The problem with sharing files over the internet is that everything is permanent. Digify doesn't fix this issue, but it sure attempts to by taking the Snapchat approach to privacy and applying it to files. Rather than giving someone permanent access to a document, it gets a time limit from the sender and initiates a self-destruct at said time. It even goes so far as to provide information on who has opened the file and how long they've interacted with it.
Let's get this out of the way first: SecondScreen is not an external extended monitor app for Android. (Though that would be extremely cool.) I think the developer does a bit of a disservice with that name. What it does is force your phone or tablet to use a different resolution in order to make it display correctly - or at least more correctly - when casting the screen to a television via Chromecast or simply using an HDMI cable.
It looks like Google has surreptitiously started a little summer promo in the Play Store with discounts on apps and games, with some going below the usual $0.99 barrier. There's no official landing page yet, so we don't know everything that's included, but more could still be on the way.
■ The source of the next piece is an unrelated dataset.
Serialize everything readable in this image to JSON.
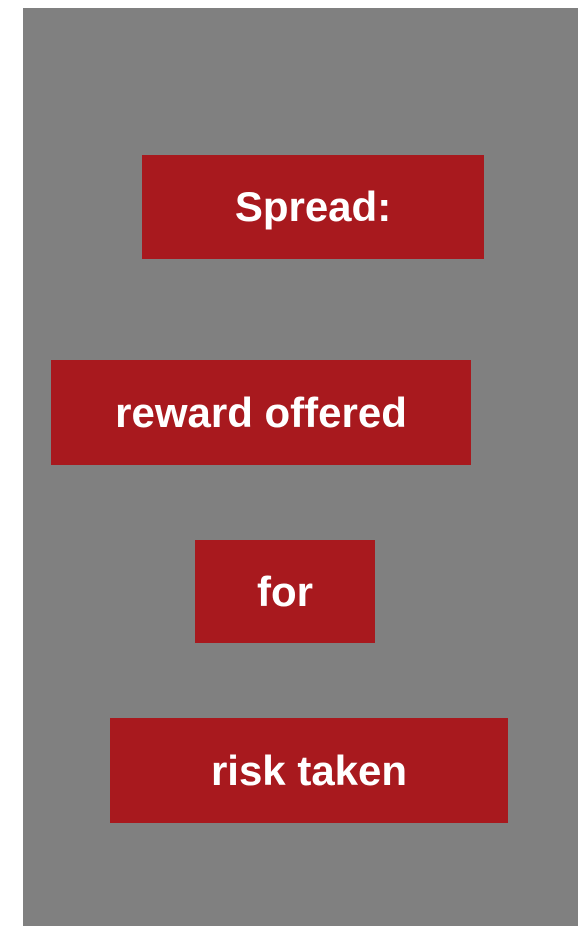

Amazon's Prime Music service, a free add-on for anyone who's already a Prime subscriber, launched to a resounding "meh." The app and service functions well enough, but with plenty of alternatives both free and paid, Amazon's boast of "over one million songs" rang somewhat hollow. As a Prime subscriber myself, I saw it as a nice perk, but it's no reason to stop paying for Google Play Music All Access as well.
Modern Combat, Gameloft's Call Of Duty / Battlefield "inspired" shooter series, is back - the fifth installment in the mobile franchise just hit the Play Store. The best thing about MC5? Gameloft has stripped of it the loathsome in-app purchases Modern Combat 3 and 4 were saddled with.
Modern Combat 5 will cost you $7, which for a mobile game of this caliber, I'd say, is pretty reasonable - Gameloft really has no mention-worthy competition in the fully-featured mobile FPS market, so honestly, they could probably charge twice that and still make a lot of money on this game.
A typical camera captures what's in front of it, but newer products are rolling out that really don't care what direction they're facing. Florida-based startup VSN Mobil's new V.360 is such a camera, one that records everything going on in a 360 degree area around it. It's not the first device to do this, but with its 16MP imager capable of capturing content in full 1080p, it should do so quite prettily.
Update, 7-25-14: A Carnegie Mellon representative informed us that in fact the Duolingo Test Center results will not factor into determining an applicant's English skills, it will merely be used in research to test the exam's effectiveness, at least at the moment.
Carnegie Mellon, a global research university that attracts student applicants from around the world, is the first academic partner of Duolingo for the English language certification exam.
In this role, the university in the coming year will encourage applicants and newly admitted students to take the online exam as part of a research study.
Update: It looks like the app isn't compatible with some versions of the M8 yet either. Feel free to chime in if any of your Sense 6 devices are currently listed as compatible.
Dear M8 owners, HTC has dropped your default clock app into the Play Store. This will allow for easier updates in the future, untangling software improvements from big firmware releases. It's not a particularly exciting app, but hey, the essentials are important too.
Get ready to let your mind run wild as you manufacture your own fun out of pixels in the new ReactionLab 2. On the surface this is a fairly typical "Falling Sand" style game, but it goes a bit deeper than that. There are 80 pixel elements to work with, which can be used to generate completely new substances with their own unique properties.
It seems like the only thing we hear about the upcoming YouTube music service as of late is how many problems it's having. Case in point: the Wall Street Journal reports that YouTube's product manager in charge of music, Christopher LaRosa, is leaving the company in favor of an as-yet unnamed startup. LaRosa's LinkedIn profile says he's worked at YouTube for over four years, and at Google for two years before that.